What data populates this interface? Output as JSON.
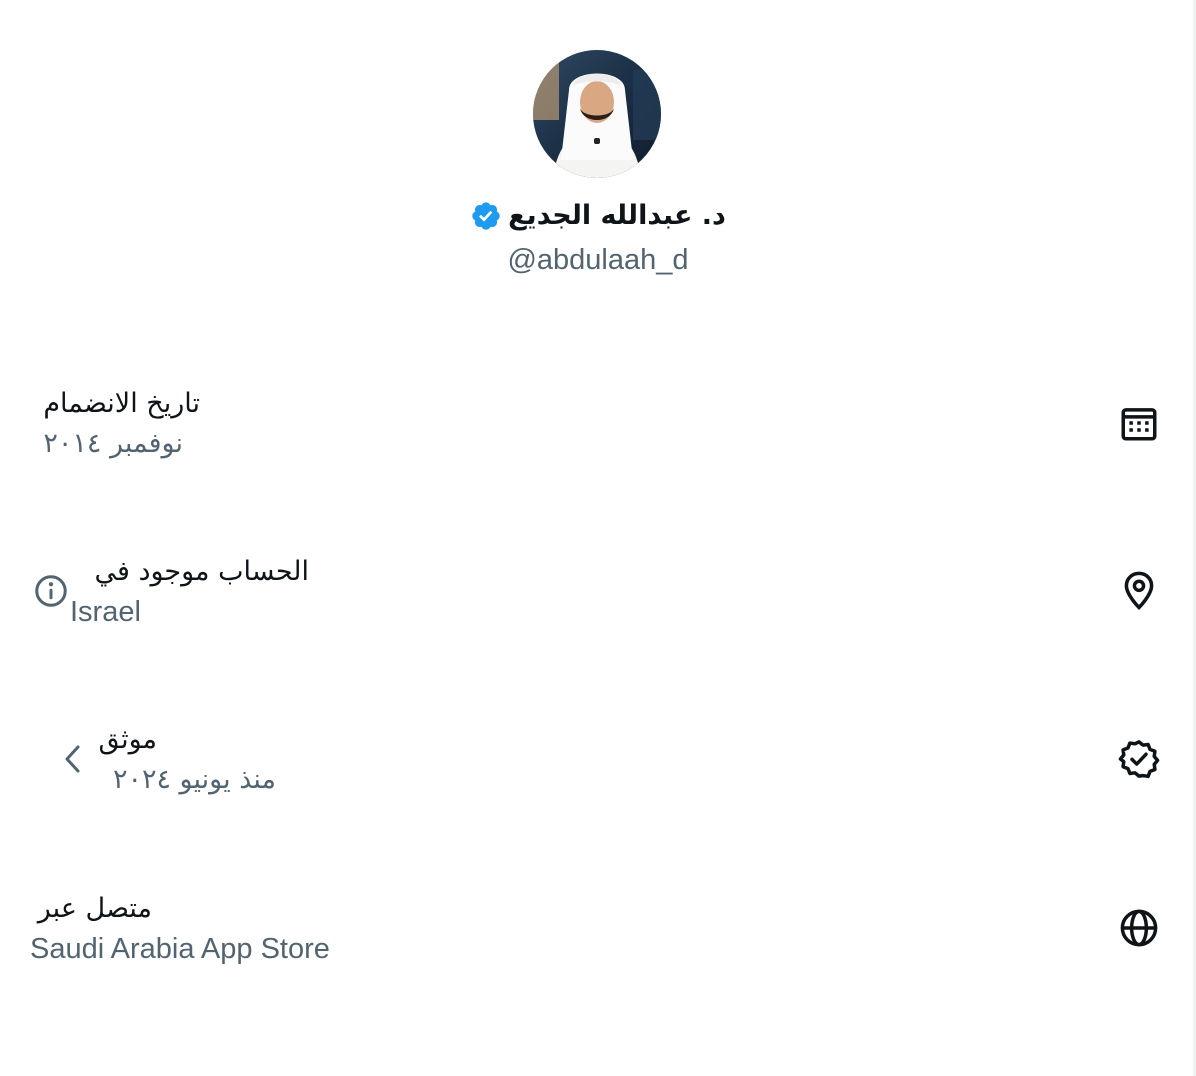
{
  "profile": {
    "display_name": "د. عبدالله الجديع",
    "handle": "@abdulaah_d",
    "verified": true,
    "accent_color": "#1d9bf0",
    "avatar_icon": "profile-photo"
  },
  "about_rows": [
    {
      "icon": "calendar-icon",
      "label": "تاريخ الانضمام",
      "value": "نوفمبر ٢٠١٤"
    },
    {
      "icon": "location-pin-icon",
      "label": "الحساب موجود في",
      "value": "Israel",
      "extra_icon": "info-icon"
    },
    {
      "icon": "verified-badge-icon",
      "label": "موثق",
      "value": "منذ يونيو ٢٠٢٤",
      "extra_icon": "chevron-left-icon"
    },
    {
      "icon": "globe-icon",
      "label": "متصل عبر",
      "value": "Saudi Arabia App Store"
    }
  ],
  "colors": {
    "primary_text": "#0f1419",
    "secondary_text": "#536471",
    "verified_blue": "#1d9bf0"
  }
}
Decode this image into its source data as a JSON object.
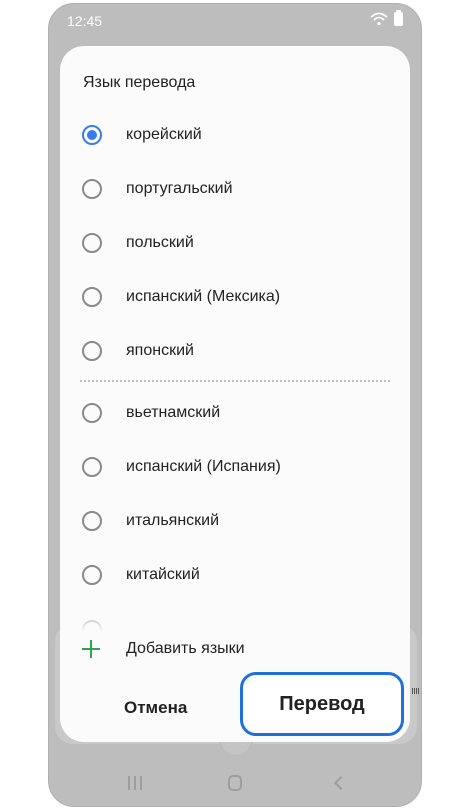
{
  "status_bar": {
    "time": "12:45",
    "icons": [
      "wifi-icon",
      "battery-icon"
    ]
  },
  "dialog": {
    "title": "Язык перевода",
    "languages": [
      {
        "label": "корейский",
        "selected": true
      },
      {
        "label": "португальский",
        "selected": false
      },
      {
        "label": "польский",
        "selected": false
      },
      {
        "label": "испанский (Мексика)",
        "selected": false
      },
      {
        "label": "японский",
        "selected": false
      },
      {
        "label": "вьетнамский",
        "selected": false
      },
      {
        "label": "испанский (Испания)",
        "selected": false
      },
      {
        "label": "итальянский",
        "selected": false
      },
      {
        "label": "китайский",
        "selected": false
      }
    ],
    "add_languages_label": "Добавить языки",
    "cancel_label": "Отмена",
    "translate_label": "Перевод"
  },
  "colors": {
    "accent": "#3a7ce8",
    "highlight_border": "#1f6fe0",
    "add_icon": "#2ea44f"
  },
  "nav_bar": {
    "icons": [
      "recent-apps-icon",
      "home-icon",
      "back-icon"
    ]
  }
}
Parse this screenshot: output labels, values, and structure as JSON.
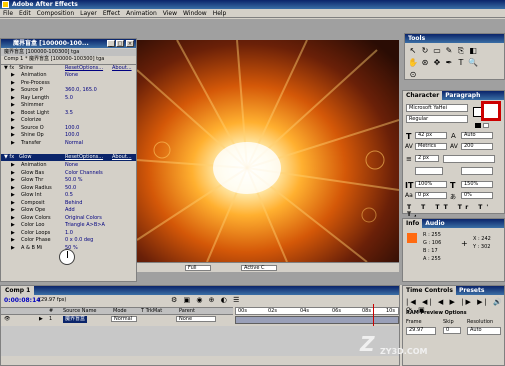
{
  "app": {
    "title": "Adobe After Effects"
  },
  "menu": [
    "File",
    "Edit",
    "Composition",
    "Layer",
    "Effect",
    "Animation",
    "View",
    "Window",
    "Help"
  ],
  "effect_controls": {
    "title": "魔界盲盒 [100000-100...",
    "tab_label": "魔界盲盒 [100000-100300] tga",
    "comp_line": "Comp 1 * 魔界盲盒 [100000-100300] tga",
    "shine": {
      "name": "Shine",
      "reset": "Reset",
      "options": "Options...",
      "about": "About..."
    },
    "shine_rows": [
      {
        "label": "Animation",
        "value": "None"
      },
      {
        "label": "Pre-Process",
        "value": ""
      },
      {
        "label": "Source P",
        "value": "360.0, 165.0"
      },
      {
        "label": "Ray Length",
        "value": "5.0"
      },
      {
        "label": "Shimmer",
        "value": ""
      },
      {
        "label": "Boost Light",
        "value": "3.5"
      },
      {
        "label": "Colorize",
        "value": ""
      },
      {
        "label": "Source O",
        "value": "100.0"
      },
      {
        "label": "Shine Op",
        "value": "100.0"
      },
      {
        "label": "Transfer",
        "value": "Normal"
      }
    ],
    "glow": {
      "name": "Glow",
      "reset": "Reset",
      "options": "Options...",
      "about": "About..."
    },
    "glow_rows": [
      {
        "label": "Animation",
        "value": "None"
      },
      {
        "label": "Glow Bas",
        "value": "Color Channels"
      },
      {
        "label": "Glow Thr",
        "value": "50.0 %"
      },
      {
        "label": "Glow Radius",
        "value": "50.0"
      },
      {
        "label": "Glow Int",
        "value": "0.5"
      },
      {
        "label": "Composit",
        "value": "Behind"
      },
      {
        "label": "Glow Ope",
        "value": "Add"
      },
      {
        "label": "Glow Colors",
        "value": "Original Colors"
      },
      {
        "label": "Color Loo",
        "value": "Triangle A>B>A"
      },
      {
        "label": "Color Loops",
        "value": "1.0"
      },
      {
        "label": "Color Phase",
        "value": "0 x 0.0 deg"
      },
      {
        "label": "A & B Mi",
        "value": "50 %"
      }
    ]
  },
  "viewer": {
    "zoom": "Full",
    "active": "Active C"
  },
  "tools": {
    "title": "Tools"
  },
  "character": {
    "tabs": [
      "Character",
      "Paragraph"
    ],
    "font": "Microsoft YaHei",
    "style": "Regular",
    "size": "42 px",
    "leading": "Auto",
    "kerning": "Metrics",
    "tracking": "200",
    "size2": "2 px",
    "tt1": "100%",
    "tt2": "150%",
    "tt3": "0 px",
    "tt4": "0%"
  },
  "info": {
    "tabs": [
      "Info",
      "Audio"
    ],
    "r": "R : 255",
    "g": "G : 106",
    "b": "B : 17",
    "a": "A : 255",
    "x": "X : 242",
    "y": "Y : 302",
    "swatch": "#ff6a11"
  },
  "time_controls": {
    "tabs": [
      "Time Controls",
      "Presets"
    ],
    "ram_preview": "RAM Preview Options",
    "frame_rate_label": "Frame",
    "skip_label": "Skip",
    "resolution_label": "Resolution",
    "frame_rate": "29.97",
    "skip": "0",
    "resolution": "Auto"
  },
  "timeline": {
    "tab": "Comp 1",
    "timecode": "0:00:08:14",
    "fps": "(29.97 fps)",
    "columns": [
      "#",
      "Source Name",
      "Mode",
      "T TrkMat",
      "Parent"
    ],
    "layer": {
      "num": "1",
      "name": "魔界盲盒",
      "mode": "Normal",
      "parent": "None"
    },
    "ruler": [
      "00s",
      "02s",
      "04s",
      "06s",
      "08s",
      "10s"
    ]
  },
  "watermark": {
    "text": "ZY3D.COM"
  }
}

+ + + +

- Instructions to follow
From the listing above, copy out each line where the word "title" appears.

- Solution to the problem
    "title": "Язык перевода",
    "title": "Adobe After Effects"
    "title": "魔界盲盒 [100000-100...",
    "title": "Tools"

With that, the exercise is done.